The fight to preserve biodiversity is far from ending, despite these and other initiatives. Recent studies have found scant indications of progress. The CBD is still working to implement UN-approved plans all around the world. The UN Strategic Plan for Biodiversity 2011-2020 (CBD 2010c) was adopted in 2010. This strategy, which designates this as the “Decade on Biodiversity,” aims to give the UN and its allies a foundation upon which to carry out initiatives that aid nations in managing biodiversity. According to the CBD’s website, by the year 2050, it wants all people to live in a place where “biodiversity is valued, conserved, restored, and wisely used, maintaining ecosystem services, sustaining a healthy planet, and delivering benefits essential for all people.”

Even while there is still much to be done, it is critical to have optimism that the UN’s goal of “a world living in harmony with nature” will actually be accomplished.

  • Biological diversity day. un.org.

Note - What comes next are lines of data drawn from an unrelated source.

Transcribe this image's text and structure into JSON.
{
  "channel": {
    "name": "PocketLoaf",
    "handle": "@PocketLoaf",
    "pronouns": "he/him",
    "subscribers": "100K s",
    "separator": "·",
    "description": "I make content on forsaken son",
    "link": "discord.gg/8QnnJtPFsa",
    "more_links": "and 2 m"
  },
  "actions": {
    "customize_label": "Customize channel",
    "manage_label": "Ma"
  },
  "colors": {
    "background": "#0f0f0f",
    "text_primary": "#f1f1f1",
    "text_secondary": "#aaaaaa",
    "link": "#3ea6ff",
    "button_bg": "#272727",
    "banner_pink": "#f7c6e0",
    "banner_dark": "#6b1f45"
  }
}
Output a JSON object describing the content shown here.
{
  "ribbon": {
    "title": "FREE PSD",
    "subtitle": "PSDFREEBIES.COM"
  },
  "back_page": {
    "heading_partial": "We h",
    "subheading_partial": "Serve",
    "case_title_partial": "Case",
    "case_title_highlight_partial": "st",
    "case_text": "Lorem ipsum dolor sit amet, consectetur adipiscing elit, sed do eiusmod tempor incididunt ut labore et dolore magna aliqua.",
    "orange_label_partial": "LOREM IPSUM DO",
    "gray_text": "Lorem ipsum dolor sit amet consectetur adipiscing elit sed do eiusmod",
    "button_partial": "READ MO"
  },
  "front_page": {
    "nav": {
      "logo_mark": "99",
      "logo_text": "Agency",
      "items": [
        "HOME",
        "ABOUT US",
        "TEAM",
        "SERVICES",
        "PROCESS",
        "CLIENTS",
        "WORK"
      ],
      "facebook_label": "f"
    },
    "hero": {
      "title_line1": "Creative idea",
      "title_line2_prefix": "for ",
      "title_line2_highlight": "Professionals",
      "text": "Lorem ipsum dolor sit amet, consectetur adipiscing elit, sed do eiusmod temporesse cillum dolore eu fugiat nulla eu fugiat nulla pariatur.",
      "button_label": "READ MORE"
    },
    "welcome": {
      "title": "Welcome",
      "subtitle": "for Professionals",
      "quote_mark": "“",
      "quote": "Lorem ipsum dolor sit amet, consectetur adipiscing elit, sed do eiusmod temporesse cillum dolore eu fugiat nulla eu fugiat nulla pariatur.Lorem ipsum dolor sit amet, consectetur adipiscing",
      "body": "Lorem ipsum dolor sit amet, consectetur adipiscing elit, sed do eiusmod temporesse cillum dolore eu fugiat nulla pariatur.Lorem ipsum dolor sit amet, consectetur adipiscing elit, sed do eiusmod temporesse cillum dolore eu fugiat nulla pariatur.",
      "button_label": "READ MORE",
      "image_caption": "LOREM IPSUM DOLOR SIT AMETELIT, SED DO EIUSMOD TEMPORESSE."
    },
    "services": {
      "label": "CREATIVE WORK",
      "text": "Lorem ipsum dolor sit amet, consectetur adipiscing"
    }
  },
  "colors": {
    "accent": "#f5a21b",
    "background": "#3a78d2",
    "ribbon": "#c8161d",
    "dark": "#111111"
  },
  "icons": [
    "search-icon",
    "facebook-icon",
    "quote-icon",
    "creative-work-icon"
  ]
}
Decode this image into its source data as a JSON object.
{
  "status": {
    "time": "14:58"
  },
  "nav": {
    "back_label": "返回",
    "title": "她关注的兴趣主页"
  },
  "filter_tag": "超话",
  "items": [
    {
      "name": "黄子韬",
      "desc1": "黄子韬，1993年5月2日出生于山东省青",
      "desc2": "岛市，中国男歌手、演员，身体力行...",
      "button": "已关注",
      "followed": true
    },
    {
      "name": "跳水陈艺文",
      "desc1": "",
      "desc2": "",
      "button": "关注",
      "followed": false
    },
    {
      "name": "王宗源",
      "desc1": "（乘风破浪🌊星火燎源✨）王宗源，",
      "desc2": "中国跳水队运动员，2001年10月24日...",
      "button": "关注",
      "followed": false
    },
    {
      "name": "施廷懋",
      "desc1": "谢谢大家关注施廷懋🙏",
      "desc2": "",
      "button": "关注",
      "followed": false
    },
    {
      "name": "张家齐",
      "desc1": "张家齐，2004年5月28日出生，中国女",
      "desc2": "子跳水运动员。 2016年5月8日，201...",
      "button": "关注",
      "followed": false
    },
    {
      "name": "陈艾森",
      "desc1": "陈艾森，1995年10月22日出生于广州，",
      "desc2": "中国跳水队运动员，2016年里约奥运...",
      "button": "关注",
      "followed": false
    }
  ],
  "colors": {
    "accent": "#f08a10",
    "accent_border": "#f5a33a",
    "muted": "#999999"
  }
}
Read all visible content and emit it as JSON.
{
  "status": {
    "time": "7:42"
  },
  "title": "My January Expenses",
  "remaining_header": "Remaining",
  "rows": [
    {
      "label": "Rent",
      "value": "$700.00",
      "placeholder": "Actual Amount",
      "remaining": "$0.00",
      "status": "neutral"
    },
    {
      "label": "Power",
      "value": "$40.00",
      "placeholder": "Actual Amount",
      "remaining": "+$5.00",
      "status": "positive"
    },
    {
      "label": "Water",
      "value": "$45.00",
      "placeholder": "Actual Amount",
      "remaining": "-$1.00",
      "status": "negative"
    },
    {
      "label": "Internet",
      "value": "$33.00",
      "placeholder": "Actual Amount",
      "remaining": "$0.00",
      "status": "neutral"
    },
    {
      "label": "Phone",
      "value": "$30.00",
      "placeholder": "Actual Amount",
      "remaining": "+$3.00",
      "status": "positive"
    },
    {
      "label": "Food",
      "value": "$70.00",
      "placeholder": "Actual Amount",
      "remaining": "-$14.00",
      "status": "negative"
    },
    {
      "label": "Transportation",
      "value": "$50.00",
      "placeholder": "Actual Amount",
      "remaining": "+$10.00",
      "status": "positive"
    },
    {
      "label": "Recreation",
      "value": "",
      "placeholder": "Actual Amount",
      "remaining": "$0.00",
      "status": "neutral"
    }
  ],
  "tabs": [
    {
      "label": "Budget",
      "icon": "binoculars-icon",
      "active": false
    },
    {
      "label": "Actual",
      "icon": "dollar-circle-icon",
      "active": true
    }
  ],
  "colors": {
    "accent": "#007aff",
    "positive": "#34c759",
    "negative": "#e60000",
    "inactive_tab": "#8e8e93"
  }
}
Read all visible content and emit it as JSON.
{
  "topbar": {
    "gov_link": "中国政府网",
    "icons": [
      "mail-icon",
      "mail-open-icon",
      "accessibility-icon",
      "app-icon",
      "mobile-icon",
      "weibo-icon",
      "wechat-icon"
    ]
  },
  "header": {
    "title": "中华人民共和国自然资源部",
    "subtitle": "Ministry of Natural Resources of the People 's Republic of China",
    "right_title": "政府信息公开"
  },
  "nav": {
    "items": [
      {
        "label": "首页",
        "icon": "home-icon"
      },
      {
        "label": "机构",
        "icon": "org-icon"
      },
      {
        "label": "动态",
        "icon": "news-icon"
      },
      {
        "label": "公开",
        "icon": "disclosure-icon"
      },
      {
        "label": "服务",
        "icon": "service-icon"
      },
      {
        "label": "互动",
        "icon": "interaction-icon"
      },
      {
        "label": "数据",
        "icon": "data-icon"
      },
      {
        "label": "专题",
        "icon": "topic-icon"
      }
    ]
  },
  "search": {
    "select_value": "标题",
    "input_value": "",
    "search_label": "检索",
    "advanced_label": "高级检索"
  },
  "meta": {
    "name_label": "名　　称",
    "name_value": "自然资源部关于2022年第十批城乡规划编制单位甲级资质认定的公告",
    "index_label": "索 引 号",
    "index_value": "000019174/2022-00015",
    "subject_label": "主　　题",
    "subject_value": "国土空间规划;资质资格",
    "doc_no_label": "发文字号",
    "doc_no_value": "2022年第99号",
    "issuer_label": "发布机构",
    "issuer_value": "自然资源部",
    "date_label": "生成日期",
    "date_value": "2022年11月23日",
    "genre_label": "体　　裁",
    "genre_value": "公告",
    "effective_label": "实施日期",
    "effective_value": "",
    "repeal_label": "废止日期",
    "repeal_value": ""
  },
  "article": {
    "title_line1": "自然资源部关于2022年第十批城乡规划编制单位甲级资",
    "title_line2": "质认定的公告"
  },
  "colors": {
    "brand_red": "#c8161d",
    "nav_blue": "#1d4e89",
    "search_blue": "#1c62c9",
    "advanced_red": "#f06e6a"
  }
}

Available here
  • International Day for Biological Diversity. genevaenvironmentnetwork.org. Available here



Maria Papagiannopoulou
She was born in 1999. She holds a Bachelor's degree in English Language and Teaching with the University of Greenwich, UK. She also holds a Master's degree in TESOL with the University of Sunderland, UK. In her leisure time, she practices her artistic nature in photography. She also enjoys travelling.